It isn't actually the voltage which causes ionisation in lifters, it's the high electric field strength.

Ionisation always occurs in pairs, a positive (a cation) and a negative (an anion) regardless of the polarity of the wire. They are always formed in pairs, and always the same number of positive as negative ions.

In the case of a thin wire or sharp pin charged positive, a pair of ions are created close to it (where the field strength is the highest) the negative ion of this pair is attracted to the wire and ceases to exist. The positive ion is repelled from the positive wire and toward anything negative. Which - in the case of a lifter - is the foil 'skirt'.

Regarding powering a lifter with high frequency AC...

The results of my experiments with a 30kHz AC signal (directly from the flyback) resulted in a very small amount of thrust when the lifter which had only one electrode!

It had one corona wire - driven by the flyback transformer - and one collector (skirt) which was made of plastic!

Most of the ions recombined in close proximity to the collector as expected however, some ions (both polarities) headed for the plastic skirt where they recombined. Movement from ions to the plastic skirt resulted in a small amount of thrust.

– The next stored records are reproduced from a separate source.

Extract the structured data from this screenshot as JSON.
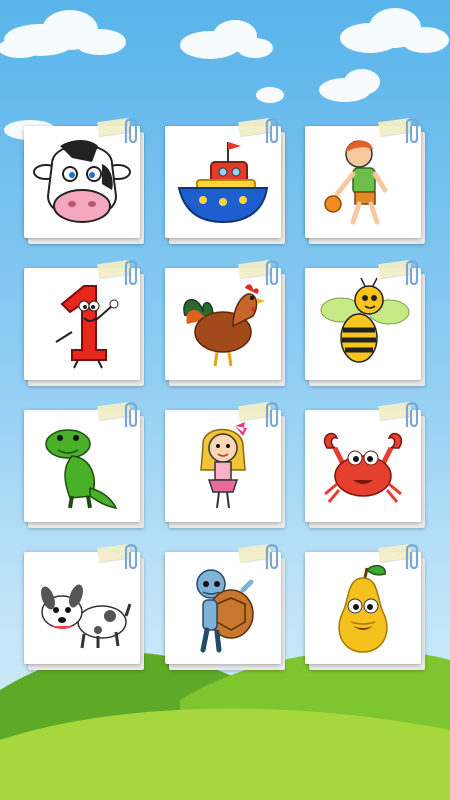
{
  "screen": {
    "name": "coloring-picture-picker"
  },
  "colors": {
    "sky_top": "#58b4ea",
    "sky_bottom": "#d7f0fb",
    "hill_dark": "#6dbb2d",
    "hill_light": "#9fd63c",
    "paper": "#ffffff",
    "clip": "#8ab4d8",
    "tape": "#f3efc8"
  },
  "cards": [
    {
      "id": "cow",
      "icon": "cow-icon"
    },
    {
      "id": "boat",
      "icon": "boat-icon"
    },
    {
      "id": "boy",
      "icon": "boy-with-ball-icon"
    },
    {
      "id": "number-one",
      "icon": "number-one-icon"
    },
    {
      "id": "rooster",
      "icon": "rooster-icon"
    },
    {
      "id": "bee",
      "icon": "bee-icon"
    },
    {
      "id": "dinosaur",
      "icon": "dinosaur-icon"
    },
    {
      "id": "girl",
      "icon": "girl-icon"
    },
    {
      "id": "crab",
      "icon": "crab-icon"
    },
    {
      "id": "dog",
      "icon": "dog-icon"
    },
    {
      "id": "turtle-kid",
      "icon": "turtle-kid-icon"
    },
    {
      "id": "pear",
      "icon": "pear-icon"
    }
  ]
}
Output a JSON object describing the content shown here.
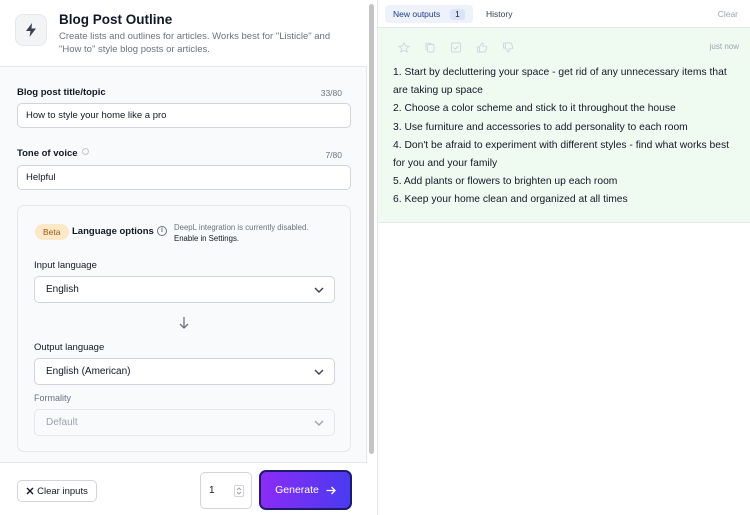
{
  "tool": {
    "title": "Blog Post Outline",
    "description": "Create lists and outlines for articles. Works best for \"Listicle\" and \"How to\" style blog posts or articles.",
    "icon": "lightning-icon"
  },
  "fields": {
    "topic": {
      "label": "Blog post title/topic",
      "count": "33/80",
      "value": "How to style your home like a pro"
    },
    "tone": {
      "label": "Tone of voice",
      "count": "7/80",
      "value": "Helpful"
    }
  },
  "language": {
    "badge": "Beta",
    "title": "Language options",
    "note": "DeepL integration is currently disabled.",
    "note_link": "Enable in Settings.",
    "input_label": "Input language",
    "input_value": "English",
    "output_label": "Output language",
    "output_value": "English (American)",
    "formality_label": "Formality",
    "formality_value": "Default"
  },
  "footer": {
    "clear_label": "Clear inputs",
    "quantity": "1",
    "generate_label": "Generate"
  },
  "output_panel": {
    "tab_new": "New outputs",
    "tab_new_count": "1",
    "tab_history": "History",
    "clear": "Clear",
    "timestamp": "just now",
    "lines": [
      "1. Start by decluttering your space - get rid of any unnecessary items that are taking up space",
      "2. Choose a color scheme and stick to it throughout the house",
      "3. Use furniture and accessories to add personality to each room",
      "4. Don't be afraid to experiment with different styles - find what works best for you and your family",
      "5. Add plants or flowers to brighten up each room",
      "6. Keep your home clean and organized at all times"
    ]
  },
  "colors": {
    "accent_start": "#8b2cf5",
    "accent_end": "#4a3af0",
    "output_bg": "#effbf1",
    "beta_bg": "#fde9c8"
  }
}
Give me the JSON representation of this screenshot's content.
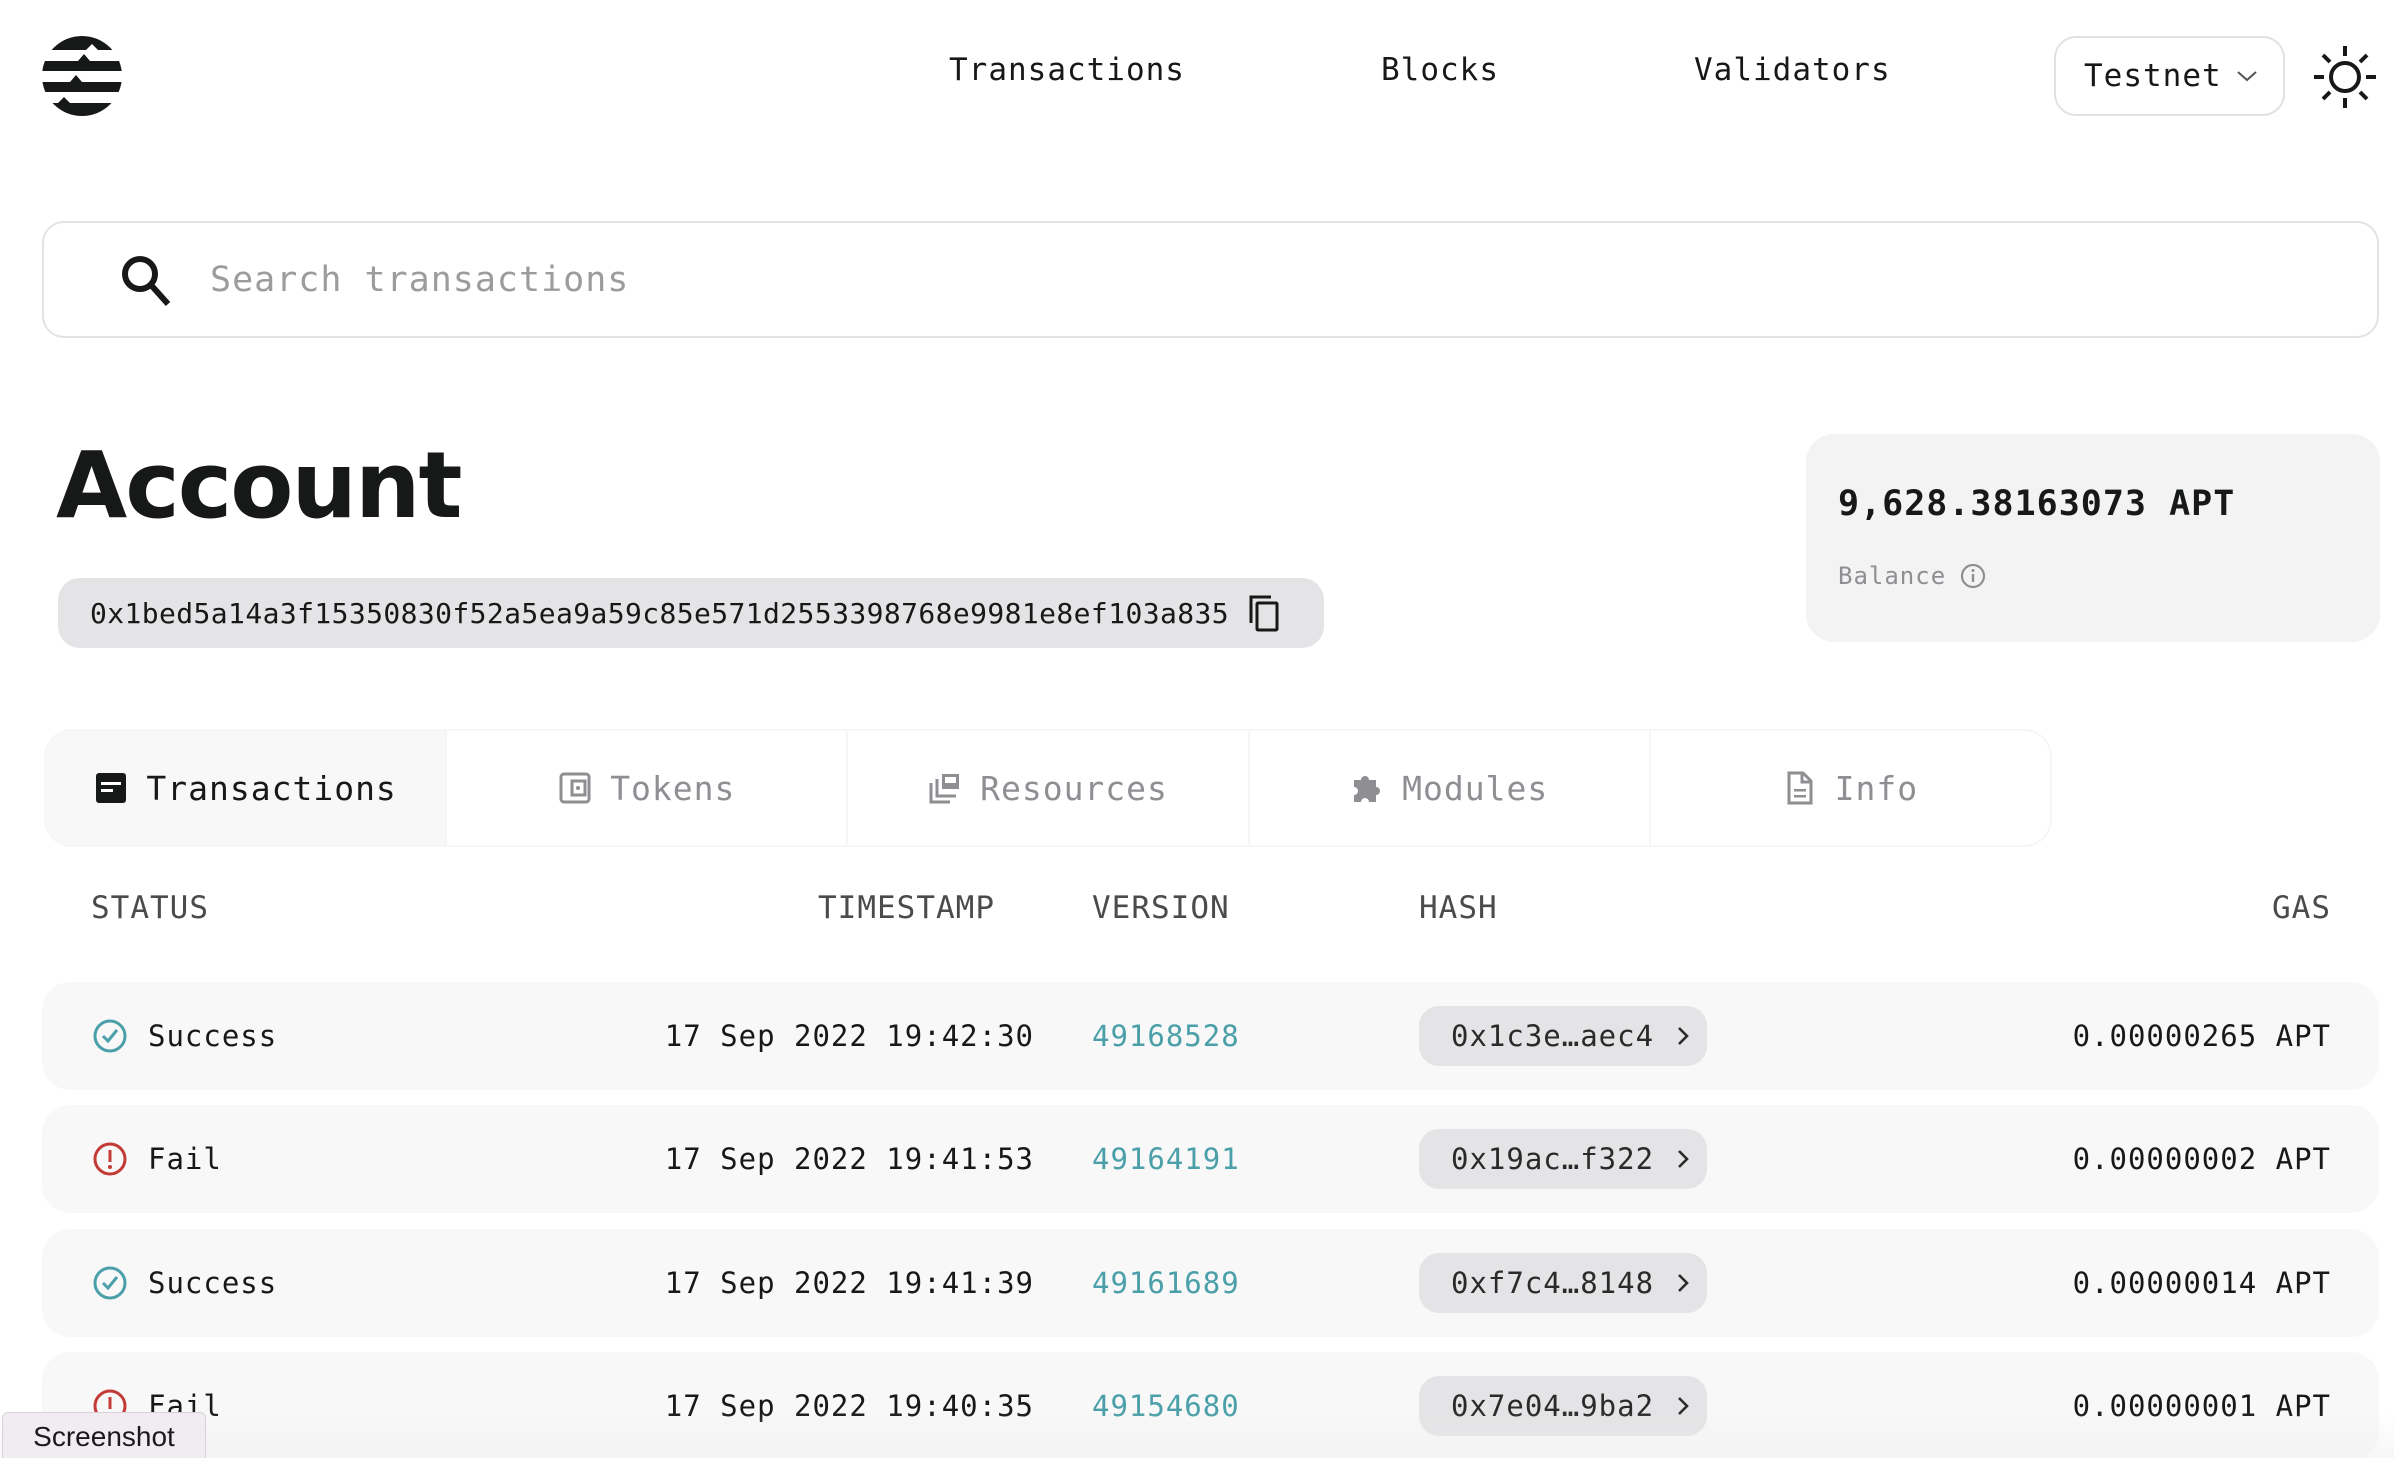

If testing this configuration, put the plastic skirt extremely close to the corona wire.